[Start of section]

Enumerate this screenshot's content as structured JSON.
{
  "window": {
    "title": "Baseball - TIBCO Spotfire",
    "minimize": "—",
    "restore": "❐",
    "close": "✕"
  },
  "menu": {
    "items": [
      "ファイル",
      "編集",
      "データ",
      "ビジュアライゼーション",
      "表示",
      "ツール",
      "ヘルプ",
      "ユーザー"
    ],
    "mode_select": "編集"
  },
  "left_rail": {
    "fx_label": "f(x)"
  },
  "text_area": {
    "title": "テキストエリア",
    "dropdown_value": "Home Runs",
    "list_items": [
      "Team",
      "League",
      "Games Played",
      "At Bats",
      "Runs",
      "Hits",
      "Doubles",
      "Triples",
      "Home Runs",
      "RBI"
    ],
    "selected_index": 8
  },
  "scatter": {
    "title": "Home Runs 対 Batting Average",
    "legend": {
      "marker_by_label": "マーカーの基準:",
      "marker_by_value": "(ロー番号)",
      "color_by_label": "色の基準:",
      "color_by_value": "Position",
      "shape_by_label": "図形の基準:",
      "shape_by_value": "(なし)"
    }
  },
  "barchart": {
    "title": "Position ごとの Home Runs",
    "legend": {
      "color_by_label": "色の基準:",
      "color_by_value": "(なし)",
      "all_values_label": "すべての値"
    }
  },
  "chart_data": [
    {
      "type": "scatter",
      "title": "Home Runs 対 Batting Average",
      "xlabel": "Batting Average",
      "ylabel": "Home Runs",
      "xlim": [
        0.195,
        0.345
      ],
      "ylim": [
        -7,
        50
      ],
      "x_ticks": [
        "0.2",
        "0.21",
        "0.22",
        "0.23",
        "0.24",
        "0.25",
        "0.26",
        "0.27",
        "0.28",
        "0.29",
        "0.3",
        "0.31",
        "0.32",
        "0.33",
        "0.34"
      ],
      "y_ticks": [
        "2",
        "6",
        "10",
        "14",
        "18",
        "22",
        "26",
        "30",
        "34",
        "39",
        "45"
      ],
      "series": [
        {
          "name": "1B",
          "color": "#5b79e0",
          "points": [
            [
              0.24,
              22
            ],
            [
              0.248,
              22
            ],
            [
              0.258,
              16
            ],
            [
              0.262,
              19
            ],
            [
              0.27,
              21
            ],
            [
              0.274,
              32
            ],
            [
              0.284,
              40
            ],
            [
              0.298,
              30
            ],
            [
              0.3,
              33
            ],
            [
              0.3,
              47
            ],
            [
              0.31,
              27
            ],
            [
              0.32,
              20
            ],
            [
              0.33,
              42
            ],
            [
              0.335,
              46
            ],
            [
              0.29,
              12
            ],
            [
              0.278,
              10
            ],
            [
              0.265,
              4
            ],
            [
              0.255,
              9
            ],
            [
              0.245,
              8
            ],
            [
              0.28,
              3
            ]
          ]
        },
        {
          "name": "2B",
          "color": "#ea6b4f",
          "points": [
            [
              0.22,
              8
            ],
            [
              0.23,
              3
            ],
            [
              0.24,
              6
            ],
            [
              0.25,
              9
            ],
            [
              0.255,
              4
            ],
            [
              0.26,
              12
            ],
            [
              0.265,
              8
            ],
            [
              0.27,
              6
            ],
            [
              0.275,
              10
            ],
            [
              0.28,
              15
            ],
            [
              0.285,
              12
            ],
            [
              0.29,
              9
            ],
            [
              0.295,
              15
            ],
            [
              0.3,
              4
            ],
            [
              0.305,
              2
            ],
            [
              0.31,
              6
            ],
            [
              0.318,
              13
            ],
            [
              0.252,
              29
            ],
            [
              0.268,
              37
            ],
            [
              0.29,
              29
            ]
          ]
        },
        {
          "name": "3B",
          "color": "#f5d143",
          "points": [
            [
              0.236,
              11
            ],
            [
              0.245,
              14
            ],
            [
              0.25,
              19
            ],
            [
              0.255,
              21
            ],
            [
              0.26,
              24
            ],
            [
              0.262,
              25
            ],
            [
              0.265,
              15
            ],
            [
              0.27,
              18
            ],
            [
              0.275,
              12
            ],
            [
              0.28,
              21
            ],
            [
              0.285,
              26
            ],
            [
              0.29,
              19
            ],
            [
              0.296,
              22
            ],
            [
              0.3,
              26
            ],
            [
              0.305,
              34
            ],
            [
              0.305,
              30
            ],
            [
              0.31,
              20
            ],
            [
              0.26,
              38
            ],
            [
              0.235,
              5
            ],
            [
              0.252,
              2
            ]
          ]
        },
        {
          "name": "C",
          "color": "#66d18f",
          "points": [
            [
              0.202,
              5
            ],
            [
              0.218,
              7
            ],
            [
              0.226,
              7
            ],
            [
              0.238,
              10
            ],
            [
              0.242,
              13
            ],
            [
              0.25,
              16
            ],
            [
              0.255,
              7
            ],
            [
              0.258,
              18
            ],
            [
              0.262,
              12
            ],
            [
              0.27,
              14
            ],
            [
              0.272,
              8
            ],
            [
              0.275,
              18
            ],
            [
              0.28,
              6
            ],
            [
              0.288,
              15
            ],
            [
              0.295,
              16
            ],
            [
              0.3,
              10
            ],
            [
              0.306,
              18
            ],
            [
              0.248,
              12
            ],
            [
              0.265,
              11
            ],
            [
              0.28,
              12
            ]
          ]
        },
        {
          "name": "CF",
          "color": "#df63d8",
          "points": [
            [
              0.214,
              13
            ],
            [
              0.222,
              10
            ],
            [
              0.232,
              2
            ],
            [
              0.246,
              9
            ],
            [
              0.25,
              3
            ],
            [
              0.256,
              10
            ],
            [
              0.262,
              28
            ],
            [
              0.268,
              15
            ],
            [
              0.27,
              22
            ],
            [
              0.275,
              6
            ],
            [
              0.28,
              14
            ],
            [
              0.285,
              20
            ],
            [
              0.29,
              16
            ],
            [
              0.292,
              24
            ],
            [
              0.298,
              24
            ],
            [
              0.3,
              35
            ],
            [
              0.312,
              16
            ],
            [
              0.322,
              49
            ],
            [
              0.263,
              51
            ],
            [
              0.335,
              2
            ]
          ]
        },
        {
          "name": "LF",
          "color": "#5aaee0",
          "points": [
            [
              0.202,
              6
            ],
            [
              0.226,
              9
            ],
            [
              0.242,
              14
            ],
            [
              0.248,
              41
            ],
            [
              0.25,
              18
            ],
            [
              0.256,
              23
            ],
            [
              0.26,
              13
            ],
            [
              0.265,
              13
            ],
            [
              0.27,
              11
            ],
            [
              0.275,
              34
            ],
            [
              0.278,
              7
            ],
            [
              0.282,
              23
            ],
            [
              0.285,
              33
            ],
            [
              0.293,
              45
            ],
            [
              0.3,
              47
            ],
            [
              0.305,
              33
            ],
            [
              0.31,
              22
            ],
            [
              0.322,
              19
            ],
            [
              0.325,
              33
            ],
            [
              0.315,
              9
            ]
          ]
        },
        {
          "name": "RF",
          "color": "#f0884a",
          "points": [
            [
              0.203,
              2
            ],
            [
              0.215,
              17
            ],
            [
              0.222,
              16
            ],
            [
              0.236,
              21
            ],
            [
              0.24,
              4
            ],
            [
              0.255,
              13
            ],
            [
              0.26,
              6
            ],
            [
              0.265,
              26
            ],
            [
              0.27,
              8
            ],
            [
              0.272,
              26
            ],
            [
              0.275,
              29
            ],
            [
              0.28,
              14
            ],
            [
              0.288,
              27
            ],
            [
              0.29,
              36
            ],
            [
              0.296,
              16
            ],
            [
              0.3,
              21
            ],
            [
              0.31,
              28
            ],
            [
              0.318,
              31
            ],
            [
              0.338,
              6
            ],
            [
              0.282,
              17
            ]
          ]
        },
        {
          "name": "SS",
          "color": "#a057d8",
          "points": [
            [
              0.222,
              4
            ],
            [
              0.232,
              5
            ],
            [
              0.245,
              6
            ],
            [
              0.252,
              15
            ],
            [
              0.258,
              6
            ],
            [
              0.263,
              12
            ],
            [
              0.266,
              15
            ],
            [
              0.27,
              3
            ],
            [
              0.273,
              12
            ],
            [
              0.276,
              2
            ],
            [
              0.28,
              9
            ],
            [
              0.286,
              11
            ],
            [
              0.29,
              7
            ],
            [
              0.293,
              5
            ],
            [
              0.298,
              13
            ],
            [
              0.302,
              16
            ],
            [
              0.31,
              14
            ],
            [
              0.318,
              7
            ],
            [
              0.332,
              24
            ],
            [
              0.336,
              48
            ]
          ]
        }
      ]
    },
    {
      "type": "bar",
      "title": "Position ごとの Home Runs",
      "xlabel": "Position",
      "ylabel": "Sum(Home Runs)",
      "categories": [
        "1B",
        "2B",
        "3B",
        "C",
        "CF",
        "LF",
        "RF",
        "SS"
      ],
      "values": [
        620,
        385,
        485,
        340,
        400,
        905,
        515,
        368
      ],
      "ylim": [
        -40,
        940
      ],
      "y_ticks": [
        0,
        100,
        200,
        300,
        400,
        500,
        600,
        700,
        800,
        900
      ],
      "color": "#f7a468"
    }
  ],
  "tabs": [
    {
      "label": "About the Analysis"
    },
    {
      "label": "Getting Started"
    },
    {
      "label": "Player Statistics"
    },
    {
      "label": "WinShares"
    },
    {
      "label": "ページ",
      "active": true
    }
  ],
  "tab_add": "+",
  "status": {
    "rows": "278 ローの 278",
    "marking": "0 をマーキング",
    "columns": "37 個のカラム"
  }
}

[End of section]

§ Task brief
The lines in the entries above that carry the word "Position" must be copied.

§ Finished exercise
      "color_by_value": "Position",
    "title": "Position ごとの Home Runs",
      "title": "Position ごとの Home Runs",
      "xlabel": "Position",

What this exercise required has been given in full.